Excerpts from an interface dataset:
■ ■ ■

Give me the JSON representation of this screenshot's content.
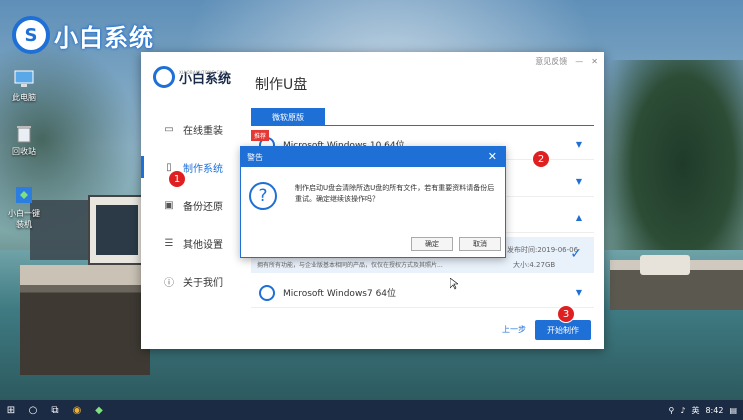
{
  "desktop": {
    "brand_name": "小白系统",
    "icons": [
      {
        "label": "此电脑",
        "icon": "computer-icon"
      },
      {
        "label": "回收站",
        "icon": "recycle-bin-icon"
      },
      {
        "label": "小白一键\n装机",
        "icon": "xiaobai-app-icon"
      }
    ]
  },
  "window": {
    "controls": {
      "feedback": "意见反馈",
      "minimize": "—",
      "close": "✕"
    },
    "logo_name": "小白系统",
    "logo_sub": "XIAOBAIXITONG.COM",
    "title": "制作U盘",
    "nav": [
      {
        "label": "在线重装",
        "icon": "monitor-icon"
      },
      {
        "label": "制作系统",
        "icon": "usb-icon"
      },
      {
        "label": "备份还原",
        "icon": "backup-icon"
      },
      {
        "label": "其他设置",
        "icon": "settings-icon"
      },
      {
        "label": "关于我们",
        "icon": "info-icon"
      }
    ],
    "tab": "微软原版",
    "list": [
      {
        "name": "Microsoft Windows 10 64位",
        "badge": "推荐"
      },
      {
        "name": "",
        "badge": ""
      },
      {
        "name": "",
        "badge": ""
      },
      {
        "name": "Microsoft Windows7 64位",
        "badge": ""
      }
    ],
    "detail": {
      "desc": "拥有所有功能，与企业版基本相同的产品，仅仅在授权方式及其照片...",
      "date": "发布时间:2019-06-06",
      "size": "大小:4.27GB"
    },
    "prev_label": "上一步",
    "start_label": "开始制作"
  },
  "dialog": {
    "title": "警告",
    "close": "✕",
    "message": "制作启动U盘会清除所选U盘的所有文件，若有重要资料请备份后重试。确定继续该操作吗？",
    "ok": "确定",
    "cancel": "取消"
  },
  "steps": [
    "1",
    "2",
    "3"
  ],
  "taskbar": {
    "time": "8:42",
    "ime": "英"
  },
  "colors": {
    "accent": "#1e6fd6",
    "step_marker": "#e02020",
    "taskbar": "#1b2b44"
  }
}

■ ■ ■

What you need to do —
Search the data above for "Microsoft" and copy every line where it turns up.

Solution to the exercise —
        "name": "Microsoft Windows 10 64位",
        "name": "Microsoft Windows7 64位",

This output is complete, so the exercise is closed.